A Chinese company has divested itself of a multimillion-dollar Teton Village property, selling it to an American luxury resort company.
Bethesda, Maryland-based Host Hotels and Resorts Inc. bought the Four Seasons Resort and Residences-Jackson Hole from Dajia Insurance Group Co. for $315 million.
“We are thrilled to add the Four Seasons Resort and Residences Jackson Hole to our portfolio. It is an iconic, irreplaceable asset in a new market for Host, and one of only a handful of luxury ski resorts in the country,” said Host President and CEO James F. Risoleo, in a statement on the sale.
Luxury In The Tetons
The resort has 125 large rooms and suites averaging about 650 square feet each. They have gas fireplaces and views of the surrounding mountains. There also is a 5-bedroom, 4,700 square foot penthouse, three upscale restaurants and bars, a pool cafe, and a 16-treatment room alpine spa.
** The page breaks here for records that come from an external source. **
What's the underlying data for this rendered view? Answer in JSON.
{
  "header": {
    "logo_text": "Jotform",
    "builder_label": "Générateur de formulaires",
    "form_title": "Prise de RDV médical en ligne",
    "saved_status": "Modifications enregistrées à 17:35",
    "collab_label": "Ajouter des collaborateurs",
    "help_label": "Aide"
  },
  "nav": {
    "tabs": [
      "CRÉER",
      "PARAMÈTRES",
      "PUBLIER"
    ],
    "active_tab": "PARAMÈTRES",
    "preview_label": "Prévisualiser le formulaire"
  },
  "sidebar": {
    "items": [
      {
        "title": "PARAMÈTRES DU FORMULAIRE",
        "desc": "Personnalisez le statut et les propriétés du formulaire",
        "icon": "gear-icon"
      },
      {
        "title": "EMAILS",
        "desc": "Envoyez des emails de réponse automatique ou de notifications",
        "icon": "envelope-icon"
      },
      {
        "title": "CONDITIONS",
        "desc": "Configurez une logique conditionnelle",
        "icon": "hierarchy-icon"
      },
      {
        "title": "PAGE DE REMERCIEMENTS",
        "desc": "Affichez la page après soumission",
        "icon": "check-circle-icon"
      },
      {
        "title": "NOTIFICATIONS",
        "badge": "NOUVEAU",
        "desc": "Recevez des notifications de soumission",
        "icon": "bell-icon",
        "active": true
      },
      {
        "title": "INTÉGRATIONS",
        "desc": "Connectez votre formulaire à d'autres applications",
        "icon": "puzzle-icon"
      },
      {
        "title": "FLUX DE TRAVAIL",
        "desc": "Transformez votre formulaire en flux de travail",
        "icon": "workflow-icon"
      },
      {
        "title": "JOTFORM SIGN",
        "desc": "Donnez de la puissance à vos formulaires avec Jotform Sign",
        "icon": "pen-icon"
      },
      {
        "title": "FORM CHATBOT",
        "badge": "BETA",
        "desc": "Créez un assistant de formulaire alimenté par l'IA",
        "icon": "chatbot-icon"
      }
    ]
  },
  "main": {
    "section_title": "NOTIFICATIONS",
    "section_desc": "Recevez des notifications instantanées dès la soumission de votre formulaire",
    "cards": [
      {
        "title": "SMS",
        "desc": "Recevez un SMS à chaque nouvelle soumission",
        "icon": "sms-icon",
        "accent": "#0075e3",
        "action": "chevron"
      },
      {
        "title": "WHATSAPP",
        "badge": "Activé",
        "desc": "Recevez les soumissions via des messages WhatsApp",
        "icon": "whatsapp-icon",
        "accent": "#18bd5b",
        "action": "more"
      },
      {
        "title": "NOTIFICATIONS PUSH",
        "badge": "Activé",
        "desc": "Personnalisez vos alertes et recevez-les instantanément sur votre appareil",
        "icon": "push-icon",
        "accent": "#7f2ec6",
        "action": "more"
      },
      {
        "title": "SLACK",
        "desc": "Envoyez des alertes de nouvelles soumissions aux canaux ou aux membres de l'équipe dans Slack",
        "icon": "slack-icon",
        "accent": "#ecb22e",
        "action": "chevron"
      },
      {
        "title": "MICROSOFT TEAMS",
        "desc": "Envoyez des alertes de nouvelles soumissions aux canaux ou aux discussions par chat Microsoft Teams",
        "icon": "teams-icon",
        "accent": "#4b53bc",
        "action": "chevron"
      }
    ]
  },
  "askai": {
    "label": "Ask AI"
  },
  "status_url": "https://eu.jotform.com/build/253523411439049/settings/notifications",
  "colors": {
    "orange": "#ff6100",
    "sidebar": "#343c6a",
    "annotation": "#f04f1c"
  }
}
Expedia listed a stay in a three-bedroom suite with views of the mountains at more than $4,500 per night this weekend.
The resort opened in 2003 and is built on 6.3 acres of land in Teton Village.
This year, the resort’s guest rooms were comprehensively renovated, according to the Host statement on the purchase.
Dijia put the Four Seasons up for sale, along with luxury properties in Laguna Beach, California, and Scottsdale, Arizona. The three properties combined are valued at $1.3 billion.
Chinese companies’ interest in Wyoming properties has gained the attention Republican U.S. Congressional candidate Harriet Hageman. She circulated a petition in August calling for a ban on Chinese companies investing in farmland in Wyoming and the United States.
“Chinese corporations are buying up American farmland at an alarming rate,” read the headline on Hageman’s petition. “This is a threat to Wyoming, to America and on our way of life.”
China also has been investing in U.S. farmland, prompting concerns at the federal level. In June, Republican members of Congress introduced legislation to curb China’s investment in U.S. agriculture. The Promoting Agriculture Safeguards and Security Act would ban China, Russia, Iran and North Korea from buying U.S. agricultural companies.
Jackson Hole has courted Chinese investors for some time. In 2104, the Jackson Hole News & Guide reported that Jackson Hole Realtor Bruce Simon organized a tour of Wyoming and Idaho for Adam Wu, COO of China Business Network. Wu was reportedly impressed with the area’s resorts and farmland in Idaho.